Hearts of the West is a great movie. Glad to see somebody else remembers it.

I wouldn't wear the hat. I wouldn't have a card that says "Writer" on it, either.

Graham Powell said...

I actually didn't care for Bird by Bird. The best writing book I have read is Self Editing for Fiction Writers. It had a lot of nuts-and-bolts info.

Anonymous said...

The hat is a riot. How hard up for recognition do you have to be to wear that thing.

I mean a "real" writer would have don what I did and ponied up the extra $15.00 for the tee-shirt.

Tom in Sarasota

Beneath the Carolina Moon said...

Since I write regulations for a governmental agency, I'd just as soon wear a hat that said IRS and had a bulls eye on the back.

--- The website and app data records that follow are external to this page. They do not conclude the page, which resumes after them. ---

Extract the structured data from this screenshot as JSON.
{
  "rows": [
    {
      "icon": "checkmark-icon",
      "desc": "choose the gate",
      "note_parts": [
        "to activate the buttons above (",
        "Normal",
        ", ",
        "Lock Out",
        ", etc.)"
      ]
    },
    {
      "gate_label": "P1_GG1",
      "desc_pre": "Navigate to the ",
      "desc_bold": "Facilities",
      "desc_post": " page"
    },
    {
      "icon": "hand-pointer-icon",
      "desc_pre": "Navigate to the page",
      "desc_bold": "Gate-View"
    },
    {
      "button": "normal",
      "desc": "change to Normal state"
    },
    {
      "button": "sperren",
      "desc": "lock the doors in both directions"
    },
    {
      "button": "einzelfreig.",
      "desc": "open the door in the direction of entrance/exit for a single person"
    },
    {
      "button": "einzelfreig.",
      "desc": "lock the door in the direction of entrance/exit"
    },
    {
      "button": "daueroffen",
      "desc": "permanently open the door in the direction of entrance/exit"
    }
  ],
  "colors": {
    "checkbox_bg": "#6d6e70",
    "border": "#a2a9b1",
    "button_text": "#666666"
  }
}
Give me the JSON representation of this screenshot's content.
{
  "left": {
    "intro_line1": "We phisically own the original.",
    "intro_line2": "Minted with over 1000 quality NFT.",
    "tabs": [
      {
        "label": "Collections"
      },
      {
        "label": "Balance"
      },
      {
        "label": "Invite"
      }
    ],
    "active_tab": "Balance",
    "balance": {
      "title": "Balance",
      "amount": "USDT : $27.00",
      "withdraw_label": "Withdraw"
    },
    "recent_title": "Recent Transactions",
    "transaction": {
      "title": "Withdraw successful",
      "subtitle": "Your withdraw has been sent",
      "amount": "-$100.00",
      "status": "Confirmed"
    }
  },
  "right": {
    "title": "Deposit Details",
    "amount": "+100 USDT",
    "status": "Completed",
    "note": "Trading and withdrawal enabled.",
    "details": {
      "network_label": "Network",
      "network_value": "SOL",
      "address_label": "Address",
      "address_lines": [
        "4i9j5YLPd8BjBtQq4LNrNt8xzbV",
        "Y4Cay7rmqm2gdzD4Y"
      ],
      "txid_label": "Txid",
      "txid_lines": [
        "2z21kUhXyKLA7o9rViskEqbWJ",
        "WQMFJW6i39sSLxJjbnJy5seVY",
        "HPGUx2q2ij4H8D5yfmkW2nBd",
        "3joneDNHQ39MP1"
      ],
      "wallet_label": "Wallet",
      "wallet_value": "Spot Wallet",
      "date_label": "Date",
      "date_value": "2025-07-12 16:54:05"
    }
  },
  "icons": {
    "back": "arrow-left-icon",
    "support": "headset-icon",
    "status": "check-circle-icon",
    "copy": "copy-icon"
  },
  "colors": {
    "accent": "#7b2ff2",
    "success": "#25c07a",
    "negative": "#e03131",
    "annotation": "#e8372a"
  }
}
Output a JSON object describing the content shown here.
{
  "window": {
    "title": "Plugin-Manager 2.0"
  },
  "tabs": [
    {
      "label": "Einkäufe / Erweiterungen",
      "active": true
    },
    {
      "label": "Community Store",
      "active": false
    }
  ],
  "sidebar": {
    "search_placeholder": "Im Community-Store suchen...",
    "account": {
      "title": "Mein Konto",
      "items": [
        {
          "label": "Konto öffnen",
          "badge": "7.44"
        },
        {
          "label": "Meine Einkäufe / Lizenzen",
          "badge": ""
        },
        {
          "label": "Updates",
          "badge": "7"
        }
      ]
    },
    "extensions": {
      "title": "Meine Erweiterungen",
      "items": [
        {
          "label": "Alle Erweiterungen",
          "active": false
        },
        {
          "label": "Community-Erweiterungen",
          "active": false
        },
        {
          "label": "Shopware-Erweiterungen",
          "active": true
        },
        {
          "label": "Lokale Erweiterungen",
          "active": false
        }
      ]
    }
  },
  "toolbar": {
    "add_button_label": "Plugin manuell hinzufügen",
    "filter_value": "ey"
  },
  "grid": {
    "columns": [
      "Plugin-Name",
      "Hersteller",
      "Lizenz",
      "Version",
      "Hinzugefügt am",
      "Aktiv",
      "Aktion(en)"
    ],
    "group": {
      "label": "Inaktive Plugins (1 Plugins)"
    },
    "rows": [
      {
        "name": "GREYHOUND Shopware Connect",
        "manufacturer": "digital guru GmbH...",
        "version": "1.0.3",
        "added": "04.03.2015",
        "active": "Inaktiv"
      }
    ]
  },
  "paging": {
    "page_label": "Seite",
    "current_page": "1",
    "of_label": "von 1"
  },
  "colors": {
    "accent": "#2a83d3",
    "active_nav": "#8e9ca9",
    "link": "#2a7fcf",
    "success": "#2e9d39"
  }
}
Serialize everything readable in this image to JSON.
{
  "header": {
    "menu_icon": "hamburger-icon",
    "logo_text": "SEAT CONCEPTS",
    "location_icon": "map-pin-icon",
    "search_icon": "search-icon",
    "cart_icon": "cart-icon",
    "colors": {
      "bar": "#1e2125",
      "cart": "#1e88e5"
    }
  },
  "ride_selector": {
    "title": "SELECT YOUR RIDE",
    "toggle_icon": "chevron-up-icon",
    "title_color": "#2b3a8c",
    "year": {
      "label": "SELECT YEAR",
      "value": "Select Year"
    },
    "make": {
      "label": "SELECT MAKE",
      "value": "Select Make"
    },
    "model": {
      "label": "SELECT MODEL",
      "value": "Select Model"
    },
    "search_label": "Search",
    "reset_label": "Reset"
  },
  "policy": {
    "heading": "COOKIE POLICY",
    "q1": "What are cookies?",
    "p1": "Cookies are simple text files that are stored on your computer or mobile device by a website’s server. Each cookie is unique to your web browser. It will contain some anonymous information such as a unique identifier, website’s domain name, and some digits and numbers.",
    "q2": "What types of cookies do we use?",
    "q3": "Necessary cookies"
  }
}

JD Rhoades said...

The only books on writing that don't bore me to tears are Lawrence Block's TELLING LIES FOR FUN AND PROFIT and Stephen King's ON WRITING. On your suggestion, though, I think I'll check out the Maas book.

And I have the horrible feeling I'm getting that hat for Christmas.

Anonymous said...

Is wearing the hat any better or worse than sitting in a coffee shop hunched over your laptop, nursing one large container of coffee for hours and looking seriously important because you're the only in the world writing the great novel?


David Terrenoire said...


That depends on whether you're on deadline.

Some of our most accomplished friends write in coffee shops, but ordinarily, I agree that this kind of public posturing is on par with wearing that stupid hat.

Becca said...

Well damn. I guess I have to take your Christmas present back. But where to find a Turd hat ...

Beneath the Carolina Moon said...

I have one I got last Christmas Becca, you can have it; it being for a good cause and all.

Jerry said...

Everyone should have at least one hat that they can wear when they're out and about, or several if they need them. If I could afford it I'd buy each and everyone of you one that fits your profile.
You can get them made to say just about anything.
"Not just another artist hanging out in a coffee shop" would be mine.

pattinase (abbott) said...

The recent Walter Mosley book on how to write a book in one year had some insights, but King's is my favorite. Lamott became too self-satisfied in "being saved" at some point.

John McFetridge said...

Any more than Elmore Leonard's ten rules and it's too complicated for me.

And I was a writer on a couple of low budget movies and I could have used the hat so people would stop giving me sandbags to weigh down c-stands. Oh hell, who am I kidding, they just would have given me heavier stuff to carry.

Patricia V said...

I sit in a Barnes and Nobel as I read this. Far from feeling self-important, I feel sheepish that I want the life around me to stimulate me. It's harder to screw around when you're here with a definite purpose--althugh here I am wasting time online.

Anonymous said...

I don't think this hat is meant to be worn in public. I have recently considered purchasing this hat not because I want to parade it around town.

I though about buying this hat because like most of you I work from home. Sometimes it is a struggle to keep focused on what you are supposed to be doing when you sit at your computer. I thought I might trick my conscious mind into knowing I should be writing by wearing this hat. So that way even though I'm at home I can more than figuratively wear the writers hat to keep focused.

It's just a thought but some people use different tools than others. I figure anything that can keep me focused long enough to finish a story would be good.

But I agree to wear this hat anywhere else would be saying Hey look at me I'm a shmuck.

Jeremy - Dunedin